(Items listed in a dataset)
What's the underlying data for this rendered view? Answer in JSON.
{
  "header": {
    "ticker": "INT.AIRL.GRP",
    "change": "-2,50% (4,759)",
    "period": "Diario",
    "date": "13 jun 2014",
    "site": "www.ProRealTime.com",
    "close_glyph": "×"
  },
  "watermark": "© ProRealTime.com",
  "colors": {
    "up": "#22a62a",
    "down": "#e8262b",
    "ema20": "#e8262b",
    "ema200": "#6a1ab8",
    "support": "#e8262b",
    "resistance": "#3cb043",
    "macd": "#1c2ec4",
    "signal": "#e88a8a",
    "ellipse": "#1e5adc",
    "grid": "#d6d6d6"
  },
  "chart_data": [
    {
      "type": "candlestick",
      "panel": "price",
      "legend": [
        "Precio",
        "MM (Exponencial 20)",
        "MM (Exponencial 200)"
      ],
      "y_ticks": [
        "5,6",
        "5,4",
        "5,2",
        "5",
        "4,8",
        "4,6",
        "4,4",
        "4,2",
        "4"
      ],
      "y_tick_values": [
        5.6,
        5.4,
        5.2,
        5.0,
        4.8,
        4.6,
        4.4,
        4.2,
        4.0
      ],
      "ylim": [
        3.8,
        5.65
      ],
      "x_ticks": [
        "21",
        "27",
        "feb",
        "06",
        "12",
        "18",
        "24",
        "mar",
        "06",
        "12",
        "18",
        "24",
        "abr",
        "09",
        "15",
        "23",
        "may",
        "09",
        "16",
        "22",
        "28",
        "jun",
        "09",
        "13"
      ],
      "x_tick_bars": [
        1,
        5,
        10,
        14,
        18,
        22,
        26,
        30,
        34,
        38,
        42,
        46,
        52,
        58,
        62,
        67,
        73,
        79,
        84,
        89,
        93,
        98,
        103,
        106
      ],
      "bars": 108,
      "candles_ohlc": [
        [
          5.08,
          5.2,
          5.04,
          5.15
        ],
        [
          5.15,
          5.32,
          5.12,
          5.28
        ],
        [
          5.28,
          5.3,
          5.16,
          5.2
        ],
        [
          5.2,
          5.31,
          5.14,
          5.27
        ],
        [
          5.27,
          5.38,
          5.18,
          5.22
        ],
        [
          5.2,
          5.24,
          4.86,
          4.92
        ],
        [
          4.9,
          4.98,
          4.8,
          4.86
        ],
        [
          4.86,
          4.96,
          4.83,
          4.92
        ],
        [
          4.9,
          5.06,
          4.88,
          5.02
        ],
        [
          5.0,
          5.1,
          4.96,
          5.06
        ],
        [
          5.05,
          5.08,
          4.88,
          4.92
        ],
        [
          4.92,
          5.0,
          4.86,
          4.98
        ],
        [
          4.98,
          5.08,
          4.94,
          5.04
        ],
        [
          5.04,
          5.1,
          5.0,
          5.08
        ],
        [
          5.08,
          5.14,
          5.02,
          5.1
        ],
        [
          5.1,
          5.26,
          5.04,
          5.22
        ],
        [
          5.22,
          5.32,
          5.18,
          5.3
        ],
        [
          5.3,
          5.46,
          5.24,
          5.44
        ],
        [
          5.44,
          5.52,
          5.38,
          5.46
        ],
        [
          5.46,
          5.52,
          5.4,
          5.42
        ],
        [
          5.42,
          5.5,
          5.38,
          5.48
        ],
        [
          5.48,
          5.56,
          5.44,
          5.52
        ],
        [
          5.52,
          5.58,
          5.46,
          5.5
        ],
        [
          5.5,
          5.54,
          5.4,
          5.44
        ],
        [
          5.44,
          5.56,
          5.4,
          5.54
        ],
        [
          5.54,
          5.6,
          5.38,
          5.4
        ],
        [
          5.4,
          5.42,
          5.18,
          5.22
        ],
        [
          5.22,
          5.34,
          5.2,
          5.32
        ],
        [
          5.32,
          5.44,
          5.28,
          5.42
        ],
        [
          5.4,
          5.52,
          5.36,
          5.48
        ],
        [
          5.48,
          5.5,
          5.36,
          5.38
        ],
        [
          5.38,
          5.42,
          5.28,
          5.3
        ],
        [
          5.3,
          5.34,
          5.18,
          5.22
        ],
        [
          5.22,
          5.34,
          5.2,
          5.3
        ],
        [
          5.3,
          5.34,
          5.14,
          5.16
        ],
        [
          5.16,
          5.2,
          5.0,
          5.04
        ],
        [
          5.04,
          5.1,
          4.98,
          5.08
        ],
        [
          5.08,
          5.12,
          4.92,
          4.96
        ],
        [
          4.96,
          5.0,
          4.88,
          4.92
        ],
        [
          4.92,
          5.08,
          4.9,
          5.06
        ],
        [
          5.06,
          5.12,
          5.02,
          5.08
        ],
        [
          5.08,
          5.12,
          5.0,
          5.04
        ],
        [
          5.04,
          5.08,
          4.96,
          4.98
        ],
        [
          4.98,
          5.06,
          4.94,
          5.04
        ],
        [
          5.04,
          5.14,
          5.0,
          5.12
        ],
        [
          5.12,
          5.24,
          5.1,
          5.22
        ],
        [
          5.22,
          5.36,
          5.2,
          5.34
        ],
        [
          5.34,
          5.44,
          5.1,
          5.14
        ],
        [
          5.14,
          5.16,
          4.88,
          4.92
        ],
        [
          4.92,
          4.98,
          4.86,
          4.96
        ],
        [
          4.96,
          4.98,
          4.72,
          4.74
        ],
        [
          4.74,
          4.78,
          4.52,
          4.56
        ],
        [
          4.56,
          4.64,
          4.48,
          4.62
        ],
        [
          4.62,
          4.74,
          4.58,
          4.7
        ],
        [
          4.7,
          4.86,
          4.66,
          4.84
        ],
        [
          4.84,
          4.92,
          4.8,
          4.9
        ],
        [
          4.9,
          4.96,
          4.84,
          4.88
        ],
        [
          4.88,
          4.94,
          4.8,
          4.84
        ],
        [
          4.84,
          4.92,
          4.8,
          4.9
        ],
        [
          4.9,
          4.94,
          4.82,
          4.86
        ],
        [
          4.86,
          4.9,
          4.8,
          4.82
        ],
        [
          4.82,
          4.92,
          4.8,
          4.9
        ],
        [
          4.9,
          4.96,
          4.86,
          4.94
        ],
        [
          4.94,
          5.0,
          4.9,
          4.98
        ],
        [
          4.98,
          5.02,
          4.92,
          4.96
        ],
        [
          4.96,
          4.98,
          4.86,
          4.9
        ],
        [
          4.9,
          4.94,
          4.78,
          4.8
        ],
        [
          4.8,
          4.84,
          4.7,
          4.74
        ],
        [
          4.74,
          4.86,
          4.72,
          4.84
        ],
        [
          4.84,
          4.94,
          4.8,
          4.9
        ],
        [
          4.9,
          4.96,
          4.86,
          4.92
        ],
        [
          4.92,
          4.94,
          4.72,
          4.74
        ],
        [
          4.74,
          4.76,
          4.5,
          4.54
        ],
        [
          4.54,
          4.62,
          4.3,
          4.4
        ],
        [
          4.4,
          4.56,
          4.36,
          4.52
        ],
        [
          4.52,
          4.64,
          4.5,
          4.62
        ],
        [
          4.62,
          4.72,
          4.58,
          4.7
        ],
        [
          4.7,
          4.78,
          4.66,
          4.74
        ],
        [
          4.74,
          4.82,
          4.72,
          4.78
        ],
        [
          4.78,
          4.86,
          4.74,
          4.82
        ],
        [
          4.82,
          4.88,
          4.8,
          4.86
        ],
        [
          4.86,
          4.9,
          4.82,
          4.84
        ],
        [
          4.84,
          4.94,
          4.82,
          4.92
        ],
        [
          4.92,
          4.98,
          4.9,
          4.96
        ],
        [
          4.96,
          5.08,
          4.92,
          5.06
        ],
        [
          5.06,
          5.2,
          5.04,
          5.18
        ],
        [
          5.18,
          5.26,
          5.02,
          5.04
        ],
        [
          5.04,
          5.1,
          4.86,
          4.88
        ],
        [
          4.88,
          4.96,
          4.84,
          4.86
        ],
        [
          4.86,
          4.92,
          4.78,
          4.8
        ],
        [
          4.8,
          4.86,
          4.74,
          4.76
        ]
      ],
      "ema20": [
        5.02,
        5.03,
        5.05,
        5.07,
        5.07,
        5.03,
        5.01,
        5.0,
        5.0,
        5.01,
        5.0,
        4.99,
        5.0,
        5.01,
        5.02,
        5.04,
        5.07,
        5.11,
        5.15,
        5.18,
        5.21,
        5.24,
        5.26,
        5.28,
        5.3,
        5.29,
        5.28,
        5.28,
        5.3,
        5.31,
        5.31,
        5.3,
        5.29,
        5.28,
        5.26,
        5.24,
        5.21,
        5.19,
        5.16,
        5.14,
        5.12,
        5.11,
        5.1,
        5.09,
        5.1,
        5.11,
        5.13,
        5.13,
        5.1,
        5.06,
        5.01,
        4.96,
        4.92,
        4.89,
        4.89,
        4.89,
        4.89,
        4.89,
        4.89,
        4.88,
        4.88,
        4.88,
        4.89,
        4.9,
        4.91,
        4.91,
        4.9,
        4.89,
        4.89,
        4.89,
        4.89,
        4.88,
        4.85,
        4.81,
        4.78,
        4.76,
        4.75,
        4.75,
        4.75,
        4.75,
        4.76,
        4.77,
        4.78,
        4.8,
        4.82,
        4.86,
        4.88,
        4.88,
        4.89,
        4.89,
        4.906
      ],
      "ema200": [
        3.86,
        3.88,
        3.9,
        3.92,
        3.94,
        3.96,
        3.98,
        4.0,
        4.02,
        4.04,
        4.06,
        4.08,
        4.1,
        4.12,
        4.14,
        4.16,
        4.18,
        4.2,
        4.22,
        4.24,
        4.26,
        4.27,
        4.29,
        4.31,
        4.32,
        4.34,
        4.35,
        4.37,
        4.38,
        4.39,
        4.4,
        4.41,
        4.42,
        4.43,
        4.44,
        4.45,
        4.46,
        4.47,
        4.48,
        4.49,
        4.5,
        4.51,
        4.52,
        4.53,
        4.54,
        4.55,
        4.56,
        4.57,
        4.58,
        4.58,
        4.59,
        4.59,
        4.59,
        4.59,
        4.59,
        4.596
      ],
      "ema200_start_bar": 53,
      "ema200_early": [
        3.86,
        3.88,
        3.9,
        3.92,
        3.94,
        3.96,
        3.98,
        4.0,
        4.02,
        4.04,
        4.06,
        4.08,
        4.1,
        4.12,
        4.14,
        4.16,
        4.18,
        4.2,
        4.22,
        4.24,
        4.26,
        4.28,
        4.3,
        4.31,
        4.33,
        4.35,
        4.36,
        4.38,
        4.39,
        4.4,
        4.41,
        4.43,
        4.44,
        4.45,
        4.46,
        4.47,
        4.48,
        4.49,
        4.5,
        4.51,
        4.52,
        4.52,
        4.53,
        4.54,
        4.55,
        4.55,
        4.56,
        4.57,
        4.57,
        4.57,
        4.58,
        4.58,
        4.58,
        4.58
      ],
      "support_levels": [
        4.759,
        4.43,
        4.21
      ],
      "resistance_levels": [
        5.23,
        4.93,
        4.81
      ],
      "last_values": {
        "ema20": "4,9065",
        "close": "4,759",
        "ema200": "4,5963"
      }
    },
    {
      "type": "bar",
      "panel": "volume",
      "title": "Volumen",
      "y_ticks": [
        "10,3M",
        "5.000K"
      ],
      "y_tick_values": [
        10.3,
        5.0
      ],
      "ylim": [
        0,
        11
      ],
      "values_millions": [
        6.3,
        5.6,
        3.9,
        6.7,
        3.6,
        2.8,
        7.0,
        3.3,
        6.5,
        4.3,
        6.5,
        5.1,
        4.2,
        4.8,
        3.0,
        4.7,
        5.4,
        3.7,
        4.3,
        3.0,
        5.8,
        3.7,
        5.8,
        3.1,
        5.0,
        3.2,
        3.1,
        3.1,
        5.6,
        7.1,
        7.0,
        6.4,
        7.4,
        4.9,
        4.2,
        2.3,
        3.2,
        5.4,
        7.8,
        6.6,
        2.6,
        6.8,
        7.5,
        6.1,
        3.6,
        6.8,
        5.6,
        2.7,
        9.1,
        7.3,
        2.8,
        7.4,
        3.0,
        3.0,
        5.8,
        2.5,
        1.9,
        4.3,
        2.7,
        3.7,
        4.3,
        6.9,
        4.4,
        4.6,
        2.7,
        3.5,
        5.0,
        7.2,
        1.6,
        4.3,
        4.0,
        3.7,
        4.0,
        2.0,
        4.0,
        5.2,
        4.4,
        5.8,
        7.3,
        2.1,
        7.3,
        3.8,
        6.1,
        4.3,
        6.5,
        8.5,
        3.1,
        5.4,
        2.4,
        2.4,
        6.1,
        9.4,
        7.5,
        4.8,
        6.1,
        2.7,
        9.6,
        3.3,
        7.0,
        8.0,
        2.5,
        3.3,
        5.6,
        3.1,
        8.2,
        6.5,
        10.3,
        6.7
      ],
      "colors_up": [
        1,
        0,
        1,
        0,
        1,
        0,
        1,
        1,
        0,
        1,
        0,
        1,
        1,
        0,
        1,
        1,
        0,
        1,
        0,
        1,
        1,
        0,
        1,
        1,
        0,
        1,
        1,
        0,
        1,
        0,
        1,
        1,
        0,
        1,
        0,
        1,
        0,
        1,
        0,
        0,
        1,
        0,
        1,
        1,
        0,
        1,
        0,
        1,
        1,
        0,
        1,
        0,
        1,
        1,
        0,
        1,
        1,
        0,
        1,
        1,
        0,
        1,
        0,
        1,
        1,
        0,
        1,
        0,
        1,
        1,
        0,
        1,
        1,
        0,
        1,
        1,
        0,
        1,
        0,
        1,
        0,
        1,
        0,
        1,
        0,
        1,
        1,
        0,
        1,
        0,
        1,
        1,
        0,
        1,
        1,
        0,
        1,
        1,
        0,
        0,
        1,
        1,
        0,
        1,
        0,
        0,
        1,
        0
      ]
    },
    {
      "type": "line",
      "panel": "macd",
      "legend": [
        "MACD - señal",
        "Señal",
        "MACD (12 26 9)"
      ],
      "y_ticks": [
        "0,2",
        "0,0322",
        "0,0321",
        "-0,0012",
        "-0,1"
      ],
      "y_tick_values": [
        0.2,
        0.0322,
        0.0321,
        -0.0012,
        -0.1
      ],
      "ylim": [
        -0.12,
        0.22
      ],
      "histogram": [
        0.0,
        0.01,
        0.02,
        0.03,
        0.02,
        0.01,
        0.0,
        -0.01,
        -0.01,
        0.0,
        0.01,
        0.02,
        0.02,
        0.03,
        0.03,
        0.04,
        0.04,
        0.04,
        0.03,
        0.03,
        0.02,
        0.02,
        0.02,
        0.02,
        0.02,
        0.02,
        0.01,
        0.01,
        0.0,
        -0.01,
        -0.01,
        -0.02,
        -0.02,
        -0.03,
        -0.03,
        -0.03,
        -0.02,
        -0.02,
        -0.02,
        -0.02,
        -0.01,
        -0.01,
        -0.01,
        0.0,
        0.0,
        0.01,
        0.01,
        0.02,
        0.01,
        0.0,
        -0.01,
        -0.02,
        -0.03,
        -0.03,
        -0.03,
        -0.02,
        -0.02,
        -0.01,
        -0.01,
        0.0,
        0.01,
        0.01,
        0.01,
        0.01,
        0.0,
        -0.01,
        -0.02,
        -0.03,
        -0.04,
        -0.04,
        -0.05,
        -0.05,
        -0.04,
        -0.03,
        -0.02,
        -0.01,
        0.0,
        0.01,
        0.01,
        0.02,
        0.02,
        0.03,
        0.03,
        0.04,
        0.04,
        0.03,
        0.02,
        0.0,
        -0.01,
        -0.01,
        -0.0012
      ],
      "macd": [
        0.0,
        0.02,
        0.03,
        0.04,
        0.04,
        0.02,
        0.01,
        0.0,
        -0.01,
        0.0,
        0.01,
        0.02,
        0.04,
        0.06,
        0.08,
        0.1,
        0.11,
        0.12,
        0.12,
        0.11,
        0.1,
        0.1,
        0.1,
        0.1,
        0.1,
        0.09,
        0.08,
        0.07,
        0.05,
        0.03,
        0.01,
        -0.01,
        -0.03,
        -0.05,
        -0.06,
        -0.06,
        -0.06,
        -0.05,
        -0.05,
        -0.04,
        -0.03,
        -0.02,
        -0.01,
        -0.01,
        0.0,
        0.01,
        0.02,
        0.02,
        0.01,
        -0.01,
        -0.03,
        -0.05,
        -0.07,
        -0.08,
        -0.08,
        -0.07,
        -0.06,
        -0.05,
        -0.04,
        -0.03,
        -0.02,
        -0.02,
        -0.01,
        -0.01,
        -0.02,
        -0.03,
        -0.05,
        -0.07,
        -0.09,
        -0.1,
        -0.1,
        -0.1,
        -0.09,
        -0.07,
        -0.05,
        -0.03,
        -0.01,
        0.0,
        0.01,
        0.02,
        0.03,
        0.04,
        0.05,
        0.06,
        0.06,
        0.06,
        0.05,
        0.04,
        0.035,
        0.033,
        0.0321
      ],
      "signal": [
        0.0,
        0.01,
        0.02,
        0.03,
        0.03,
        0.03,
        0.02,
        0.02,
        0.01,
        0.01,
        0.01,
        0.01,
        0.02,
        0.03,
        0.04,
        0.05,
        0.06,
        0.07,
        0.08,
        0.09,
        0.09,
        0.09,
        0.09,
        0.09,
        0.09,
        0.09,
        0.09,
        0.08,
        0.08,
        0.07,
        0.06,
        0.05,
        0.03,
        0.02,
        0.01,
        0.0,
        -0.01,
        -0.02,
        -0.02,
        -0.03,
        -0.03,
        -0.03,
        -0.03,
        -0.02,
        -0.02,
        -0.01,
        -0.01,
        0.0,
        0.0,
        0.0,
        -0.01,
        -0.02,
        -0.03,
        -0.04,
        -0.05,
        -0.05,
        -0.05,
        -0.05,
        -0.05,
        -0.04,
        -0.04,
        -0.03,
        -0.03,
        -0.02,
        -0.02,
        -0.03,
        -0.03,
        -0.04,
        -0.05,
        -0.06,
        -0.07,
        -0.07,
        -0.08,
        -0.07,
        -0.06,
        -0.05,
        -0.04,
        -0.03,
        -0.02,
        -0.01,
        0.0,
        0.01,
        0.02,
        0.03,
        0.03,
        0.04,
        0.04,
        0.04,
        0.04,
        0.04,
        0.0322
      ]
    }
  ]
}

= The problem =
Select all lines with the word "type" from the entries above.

= Output of the task =
      "type": "candlestick",
      "type": "bar",
      "type": "line",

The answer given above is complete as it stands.